**Interface dataset entries**
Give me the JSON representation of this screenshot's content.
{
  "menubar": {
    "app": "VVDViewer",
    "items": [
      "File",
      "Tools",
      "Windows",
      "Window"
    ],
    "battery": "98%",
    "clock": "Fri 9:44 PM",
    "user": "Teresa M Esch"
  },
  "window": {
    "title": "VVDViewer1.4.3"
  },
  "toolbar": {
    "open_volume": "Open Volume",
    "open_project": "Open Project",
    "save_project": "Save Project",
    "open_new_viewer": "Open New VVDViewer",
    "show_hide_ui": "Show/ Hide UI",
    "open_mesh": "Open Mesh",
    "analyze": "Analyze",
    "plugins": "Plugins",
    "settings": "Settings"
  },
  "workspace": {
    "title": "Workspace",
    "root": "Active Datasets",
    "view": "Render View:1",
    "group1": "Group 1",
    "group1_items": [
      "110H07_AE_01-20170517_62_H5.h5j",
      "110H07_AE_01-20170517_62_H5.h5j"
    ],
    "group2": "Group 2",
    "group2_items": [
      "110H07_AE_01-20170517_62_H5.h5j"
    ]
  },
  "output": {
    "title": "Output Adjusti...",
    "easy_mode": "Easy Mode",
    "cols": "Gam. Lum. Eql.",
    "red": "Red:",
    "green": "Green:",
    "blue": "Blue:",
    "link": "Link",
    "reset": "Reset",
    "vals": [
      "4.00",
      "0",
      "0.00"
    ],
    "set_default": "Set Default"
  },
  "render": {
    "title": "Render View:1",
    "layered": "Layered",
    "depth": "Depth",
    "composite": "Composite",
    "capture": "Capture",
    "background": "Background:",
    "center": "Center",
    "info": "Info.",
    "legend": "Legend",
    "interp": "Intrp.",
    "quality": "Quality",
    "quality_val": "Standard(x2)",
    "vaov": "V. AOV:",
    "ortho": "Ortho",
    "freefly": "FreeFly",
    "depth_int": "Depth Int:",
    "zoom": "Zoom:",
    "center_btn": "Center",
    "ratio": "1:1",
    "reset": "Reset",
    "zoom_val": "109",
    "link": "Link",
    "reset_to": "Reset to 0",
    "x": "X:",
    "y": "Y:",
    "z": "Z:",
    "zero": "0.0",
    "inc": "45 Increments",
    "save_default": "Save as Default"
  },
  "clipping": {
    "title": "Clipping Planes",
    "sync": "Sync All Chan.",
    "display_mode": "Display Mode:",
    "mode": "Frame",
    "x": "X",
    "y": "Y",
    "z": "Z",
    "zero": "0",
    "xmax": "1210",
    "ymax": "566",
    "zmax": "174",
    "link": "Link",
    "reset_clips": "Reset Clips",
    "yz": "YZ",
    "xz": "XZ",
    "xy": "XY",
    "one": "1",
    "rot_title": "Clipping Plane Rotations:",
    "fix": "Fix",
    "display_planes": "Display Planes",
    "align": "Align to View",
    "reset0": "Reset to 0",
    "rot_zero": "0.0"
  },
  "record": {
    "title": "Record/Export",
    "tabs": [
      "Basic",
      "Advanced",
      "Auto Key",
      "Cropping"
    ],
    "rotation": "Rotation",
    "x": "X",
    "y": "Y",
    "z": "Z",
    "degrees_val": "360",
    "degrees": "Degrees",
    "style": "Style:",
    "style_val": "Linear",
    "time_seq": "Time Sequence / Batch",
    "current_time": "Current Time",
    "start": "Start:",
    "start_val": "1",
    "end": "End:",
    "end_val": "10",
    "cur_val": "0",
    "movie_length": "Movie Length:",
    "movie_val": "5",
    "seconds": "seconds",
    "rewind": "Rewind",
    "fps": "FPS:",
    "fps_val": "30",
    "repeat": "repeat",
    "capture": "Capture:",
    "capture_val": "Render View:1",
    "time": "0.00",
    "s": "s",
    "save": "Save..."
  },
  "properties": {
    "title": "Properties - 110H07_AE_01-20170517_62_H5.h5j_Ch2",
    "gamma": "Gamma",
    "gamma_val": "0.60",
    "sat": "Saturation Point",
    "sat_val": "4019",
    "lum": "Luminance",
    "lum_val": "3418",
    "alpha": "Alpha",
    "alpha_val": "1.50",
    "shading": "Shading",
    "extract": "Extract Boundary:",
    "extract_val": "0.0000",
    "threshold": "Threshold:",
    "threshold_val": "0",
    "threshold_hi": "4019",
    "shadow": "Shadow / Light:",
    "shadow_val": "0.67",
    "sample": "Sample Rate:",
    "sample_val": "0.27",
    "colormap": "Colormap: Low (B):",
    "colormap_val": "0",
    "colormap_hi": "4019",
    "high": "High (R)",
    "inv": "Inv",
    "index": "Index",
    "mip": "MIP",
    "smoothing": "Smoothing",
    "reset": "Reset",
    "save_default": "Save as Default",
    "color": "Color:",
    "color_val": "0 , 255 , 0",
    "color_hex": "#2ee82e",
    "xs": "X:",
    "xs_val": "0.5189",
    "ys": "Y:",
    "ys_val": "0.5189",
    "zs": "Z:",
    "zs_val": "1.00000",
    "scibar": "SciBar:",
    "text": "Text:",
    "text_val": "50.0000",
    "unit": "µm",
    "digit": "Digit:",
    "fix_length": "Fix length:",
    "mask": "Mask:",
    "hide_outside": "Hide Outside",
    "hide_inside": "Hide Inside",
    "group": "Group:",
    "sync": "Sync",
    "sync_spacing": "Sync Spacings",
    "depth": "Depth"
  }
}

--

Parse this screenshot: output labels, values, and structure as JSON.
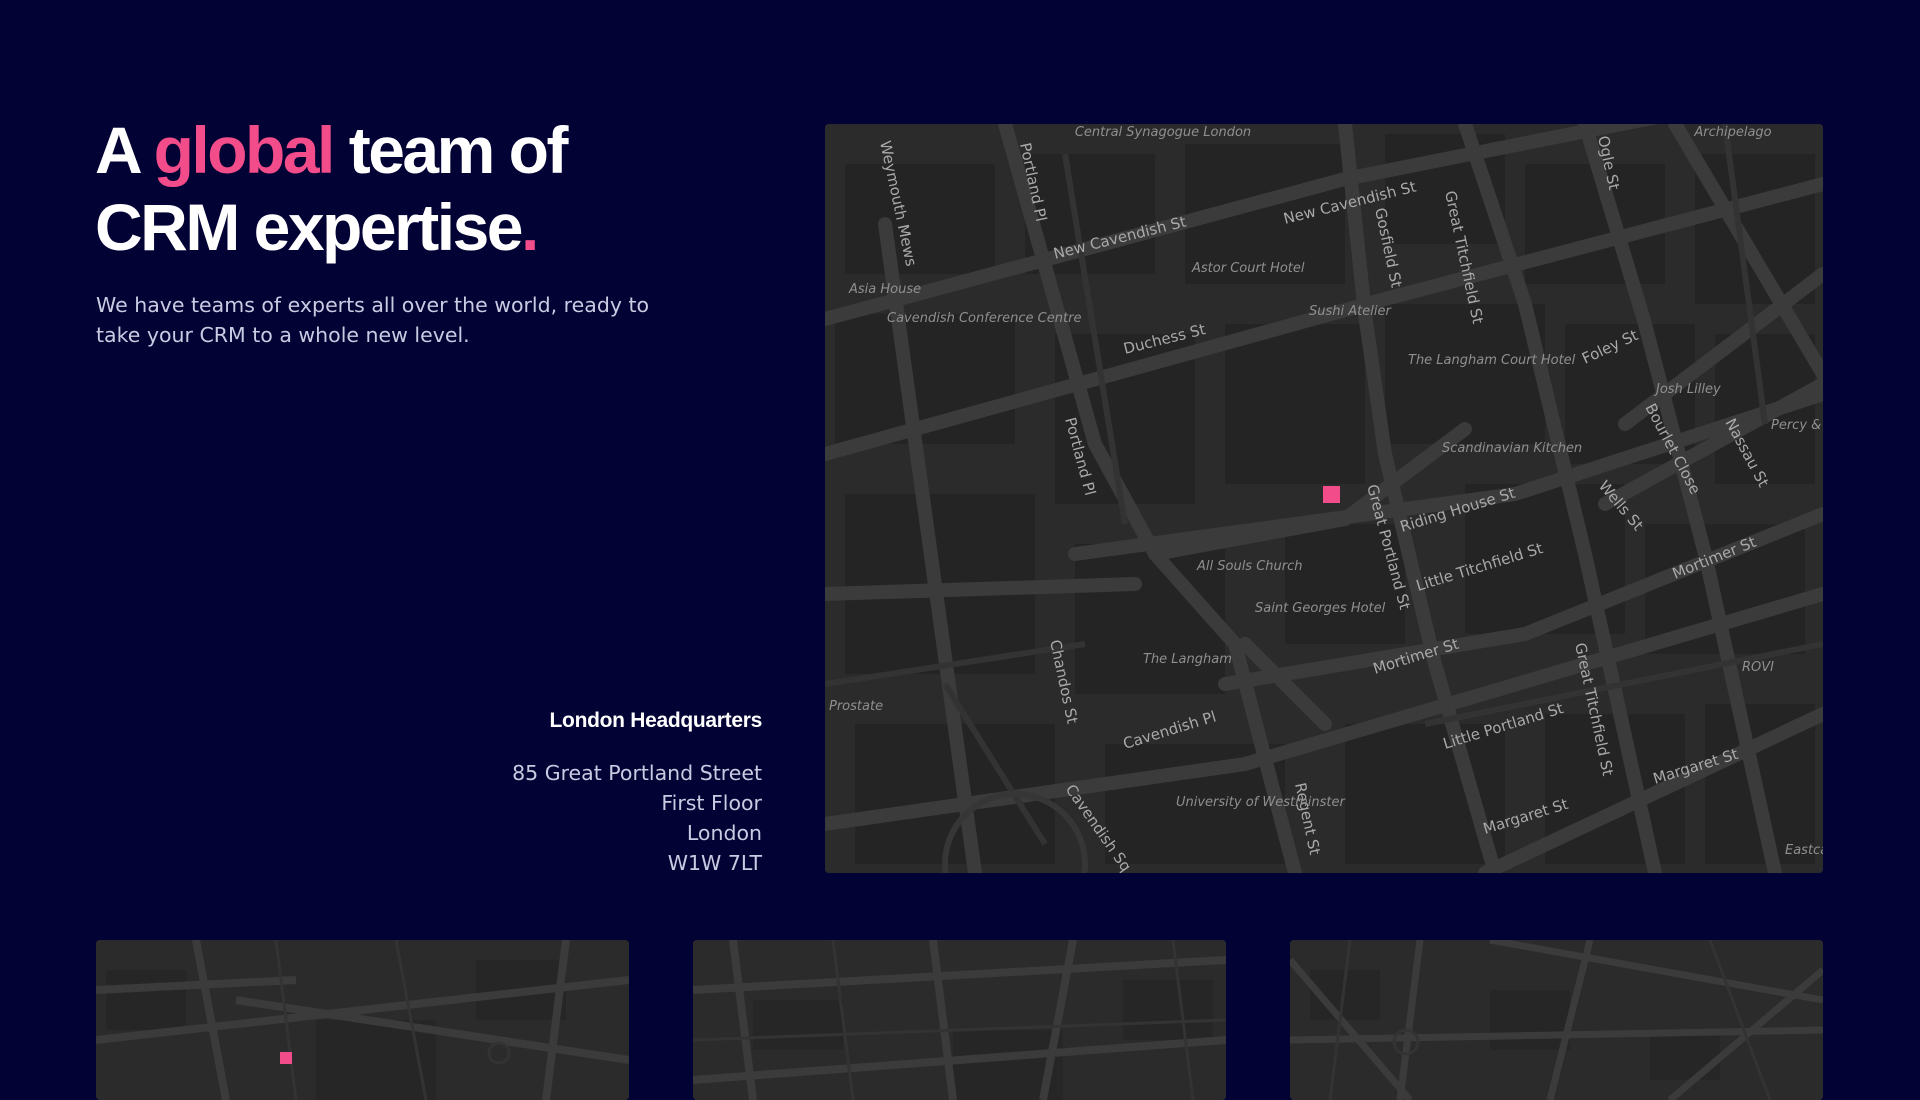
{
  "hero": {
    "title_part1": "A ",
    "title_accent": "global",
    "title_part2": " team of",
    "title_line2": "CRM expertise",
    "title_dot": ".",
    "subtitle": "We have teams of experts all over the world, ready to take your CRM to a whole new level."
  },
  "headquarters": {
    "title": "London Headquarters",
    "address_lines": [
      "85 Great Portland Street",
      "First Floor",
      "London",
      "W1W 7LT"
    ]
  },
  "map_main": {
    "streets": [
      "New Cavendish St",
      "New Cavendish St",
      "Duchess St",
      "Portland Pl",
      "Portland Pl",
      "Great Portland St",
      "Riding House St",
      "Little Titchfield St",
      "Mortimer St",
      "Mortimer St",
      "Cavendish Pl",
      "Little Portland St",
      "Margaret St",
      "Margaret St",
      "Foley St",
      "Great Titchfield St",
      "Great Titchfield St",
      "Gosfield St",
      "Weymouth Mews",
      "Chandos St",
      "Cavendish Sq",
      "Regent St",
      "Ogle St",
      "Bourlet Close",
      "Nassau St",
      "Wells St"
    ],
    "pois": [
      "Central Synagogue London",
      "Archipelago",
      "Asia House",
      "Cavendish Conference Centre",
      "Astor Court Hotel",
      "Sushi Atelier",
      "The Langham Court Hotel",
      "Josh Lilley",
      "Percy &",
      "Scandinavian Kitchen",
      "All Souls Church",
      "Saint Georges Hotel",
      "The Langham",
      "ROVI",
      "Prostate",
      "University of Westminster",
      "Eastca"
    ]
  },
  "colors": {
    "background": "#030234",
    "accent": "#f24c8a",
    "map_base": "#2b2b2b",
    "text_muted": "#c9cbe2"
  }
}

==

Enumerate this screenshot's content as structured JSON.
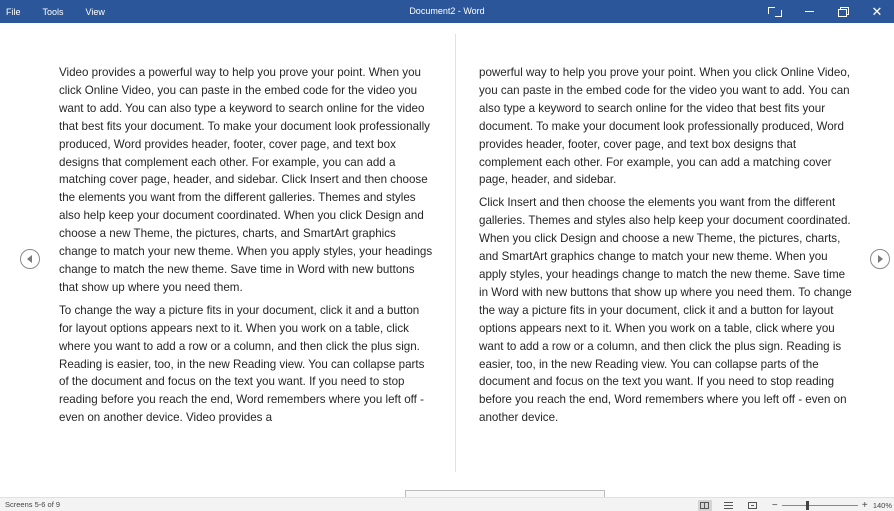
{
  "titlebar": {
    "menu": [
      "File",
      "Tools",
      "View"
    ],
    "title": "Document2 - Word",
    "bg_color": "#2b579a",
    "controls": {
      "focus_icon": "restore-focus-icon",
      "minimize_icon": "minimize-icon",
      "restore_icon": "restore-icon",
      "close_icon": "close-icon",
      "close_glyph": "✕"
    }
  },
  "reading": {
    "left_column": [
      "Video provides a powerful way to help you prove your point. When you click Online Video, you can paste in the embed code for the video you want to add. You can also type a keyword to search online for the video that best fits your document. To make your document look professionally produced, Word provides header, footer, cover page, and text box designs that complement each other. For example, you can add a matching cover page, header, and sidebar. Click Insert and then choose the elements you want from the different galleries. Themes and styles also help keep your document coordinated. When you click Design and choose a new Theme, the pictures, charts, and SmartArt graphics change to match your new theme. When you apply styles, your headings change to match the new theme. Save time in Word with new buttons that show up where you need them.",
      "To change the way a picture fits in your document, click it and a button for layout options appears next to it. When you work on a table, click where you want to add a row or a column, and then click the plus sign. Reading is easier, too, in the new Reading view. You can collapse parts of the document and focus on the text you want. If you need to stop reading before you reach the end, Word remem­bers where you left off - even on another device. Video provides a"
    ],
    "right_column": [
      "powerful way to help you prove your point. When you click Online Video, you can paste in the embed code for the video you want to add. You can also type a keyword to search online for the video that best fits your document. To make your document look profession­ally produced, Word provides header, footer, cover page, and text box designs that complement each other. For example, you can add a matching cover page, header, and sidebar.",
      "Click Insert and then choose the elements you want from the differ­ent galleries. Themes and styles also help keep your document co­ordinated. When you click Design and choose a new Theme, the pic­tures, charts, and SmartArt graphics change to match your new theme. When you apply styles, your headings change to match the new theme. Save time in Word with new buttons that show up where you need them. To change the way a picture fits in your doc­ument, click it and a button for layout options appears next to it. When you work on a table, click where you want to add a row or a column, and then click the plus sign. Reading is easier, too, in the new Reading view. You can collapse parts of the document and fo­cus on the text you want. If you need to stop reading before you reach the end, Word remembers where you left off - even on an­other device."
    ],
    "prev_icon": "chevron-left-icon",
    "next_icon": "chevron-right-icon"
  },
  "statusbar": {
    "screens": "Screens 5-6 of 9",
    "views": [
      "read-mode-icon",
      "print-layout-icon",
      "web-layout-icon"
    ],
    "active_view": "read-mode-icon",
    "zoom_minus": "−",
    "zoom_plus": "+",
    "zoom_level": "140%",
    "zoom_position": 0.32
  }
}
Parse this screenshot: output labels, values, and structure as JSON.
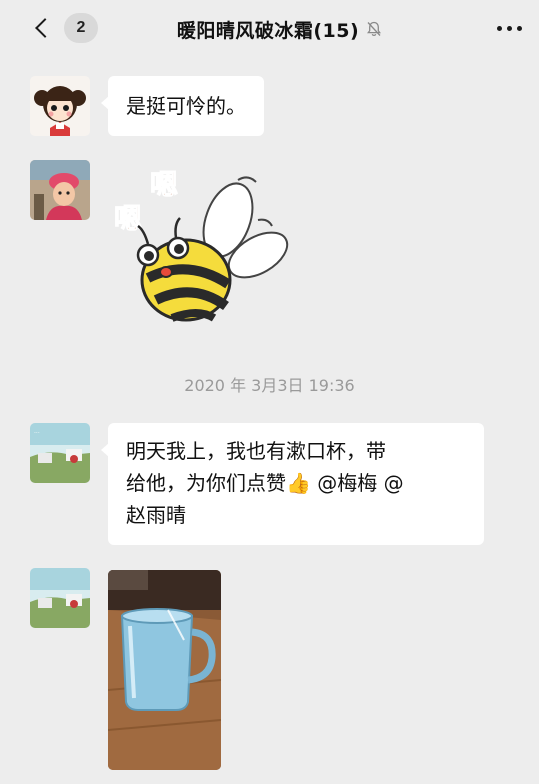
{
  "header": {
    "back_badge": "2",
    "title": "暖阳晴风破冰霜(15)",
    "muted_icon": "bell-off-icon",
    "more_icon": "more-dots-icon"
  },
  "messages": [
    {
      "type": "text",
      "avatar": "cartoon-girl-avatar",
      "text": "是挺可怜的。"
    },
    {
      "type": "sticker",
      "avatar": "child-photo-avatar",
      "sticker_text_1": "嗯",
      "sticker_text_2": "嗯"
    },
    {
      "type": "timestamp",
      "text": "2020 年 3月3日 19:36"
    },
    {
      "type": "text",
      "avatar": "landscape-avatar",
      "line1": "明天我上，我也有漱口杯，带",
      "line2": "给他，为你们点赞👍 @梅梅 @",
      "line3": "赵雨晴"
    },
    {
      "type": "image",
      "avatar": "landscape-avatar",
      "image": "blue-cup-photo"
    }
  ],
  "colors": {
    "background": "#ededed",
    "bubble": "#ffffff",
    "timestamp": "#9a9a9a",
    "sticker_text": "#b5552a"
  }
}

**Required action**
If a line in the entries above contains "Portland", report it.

**Result of this task**
      "85 Great Portland Street",
      "Portland Pl",
      "Portland Pl",
      "Great Portland St",
      "Little Portland St",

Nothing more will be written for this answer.